• [TASK STATEMENT]:
Among these records, which lines include "icon"? Copy them out.

• [INPUT]:
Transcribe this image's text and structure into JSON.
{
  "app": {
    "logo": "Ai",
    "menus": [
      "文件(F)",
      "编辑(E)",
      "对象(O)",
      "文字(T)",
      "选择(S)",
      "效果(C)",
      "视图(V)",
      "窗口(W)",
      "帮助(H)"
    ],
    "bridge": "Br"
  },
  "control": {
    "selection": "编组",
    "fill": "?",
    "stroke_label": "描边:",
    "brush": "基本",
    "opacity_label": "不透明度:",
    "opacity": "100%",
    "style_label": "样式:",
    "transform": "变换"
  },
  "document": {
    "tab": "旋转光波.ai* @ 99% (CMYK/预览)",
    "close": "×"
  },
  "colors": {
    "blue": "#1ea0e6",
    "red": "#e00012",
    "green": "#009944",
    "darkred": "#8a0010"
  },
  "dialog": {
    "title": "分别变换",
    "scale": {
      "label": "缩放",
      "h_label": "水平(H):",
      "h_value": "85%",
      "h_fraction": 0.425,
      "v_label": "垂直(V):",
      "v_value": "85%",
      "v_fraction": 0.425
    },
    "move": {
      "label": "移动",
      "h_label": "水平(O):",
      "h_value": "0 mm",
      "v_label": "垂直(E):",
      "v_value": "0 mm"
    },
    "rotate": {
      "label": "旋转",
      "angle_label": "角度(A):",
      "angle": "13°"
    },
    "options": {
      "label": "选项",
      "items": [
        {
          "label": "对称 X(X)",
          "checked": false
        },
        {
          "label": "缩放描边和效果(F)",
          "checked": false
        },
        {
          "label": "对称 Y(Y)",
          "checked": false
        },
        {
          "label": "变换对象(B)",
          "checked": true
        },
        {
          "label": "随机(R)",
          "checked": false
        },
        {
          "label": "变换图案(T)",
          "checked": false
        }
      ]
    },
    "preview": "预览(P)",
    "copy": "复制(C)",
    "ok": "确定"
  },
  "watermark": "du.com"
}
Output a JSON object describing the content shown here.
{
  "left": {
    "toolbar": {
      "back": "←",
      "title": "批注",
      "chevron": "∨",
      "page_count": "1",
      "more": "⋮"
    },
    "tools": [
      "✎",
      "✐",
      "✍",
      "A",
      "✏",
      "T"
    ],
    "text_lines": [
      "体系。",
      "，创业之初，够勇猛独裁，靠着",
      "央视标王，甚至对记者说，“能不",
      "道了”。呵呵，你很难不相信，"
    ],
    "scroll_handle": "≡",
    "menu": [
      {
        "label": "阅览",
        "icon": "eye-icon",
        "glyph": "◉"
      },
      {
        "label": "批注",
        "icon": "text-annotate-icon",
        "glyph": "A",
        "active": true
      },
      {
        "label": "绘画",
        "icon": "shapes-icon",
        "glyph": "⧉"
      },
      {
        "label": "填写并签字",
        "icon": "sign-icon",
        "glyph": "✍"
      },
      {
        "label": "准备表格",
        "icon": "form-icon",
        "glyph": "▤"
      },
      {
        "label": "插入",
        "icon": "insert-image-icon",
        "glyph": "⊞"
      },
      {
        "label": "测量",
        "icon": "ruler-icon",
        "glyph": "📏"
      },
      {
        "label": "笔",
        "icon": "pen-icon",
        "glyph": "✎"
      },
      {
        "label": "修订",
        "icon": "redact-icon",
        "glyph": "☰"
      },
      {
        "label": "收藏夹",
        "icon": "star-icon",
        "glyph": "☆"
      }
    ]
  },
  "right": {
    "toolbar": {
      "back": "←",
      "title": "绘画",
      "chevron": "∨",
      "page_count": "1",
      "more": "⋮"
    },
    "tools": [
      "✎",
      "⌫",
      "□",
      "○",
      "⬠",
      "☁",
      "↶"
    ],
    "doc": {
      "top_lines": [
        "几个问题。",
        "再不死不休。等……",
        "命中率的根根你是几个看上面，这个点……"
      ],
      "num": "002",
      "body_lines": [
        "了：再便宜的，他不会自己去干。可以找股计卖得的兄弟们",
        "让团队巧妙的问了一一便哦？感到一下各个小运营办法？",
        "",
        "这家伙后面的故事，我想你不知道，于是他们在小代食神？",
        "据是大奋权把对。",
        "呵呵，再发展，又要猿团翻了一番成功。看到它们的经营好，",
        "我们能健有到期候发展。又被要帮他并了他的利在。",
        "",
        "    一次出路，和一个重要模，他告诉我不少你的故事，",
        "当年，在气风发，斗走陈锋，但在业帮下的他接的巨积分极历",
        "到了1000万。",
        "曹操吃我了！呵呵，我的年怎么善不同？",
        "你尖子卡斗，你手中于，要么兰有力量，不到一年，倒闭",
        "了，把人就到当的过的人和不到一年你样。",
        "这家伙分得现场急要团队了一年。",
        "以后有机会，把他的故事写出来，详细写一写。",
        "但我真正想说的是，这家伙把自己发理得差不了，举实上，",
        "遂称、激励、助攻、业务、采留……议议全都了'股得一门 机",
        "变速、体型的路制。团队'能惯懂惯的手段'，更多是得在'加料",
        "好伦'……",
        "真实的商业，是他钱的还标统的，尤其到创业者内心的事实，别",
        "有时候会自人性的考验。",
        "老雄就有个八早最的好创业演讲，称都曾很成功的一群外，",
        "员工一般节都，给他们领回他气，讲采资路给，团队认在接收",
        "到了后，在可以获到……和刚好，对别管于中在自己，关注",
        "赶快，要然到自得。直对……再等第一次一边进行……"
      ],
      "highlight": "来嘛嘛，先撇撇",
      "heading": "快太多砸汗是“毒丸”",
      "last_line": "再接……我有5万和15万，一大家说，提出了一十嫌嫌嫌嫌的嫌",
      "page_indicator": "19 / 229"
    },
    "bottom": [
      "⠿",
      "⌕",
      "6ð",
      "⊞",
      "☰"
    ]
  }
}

• [TASK RESPONSE]:
        "icon": "eye-icon",
        "icon": "text-annotate-icon",
        "icon": "shapes-icon",
        "icon": "sign-icon",
        "icon": "form-icon",
        "icon": "insert-image-icon",
        "icon": "ruler-icon",
        "icon": "pen-icon",
        "icon": "redact-icon",
        "icon": "star-icon",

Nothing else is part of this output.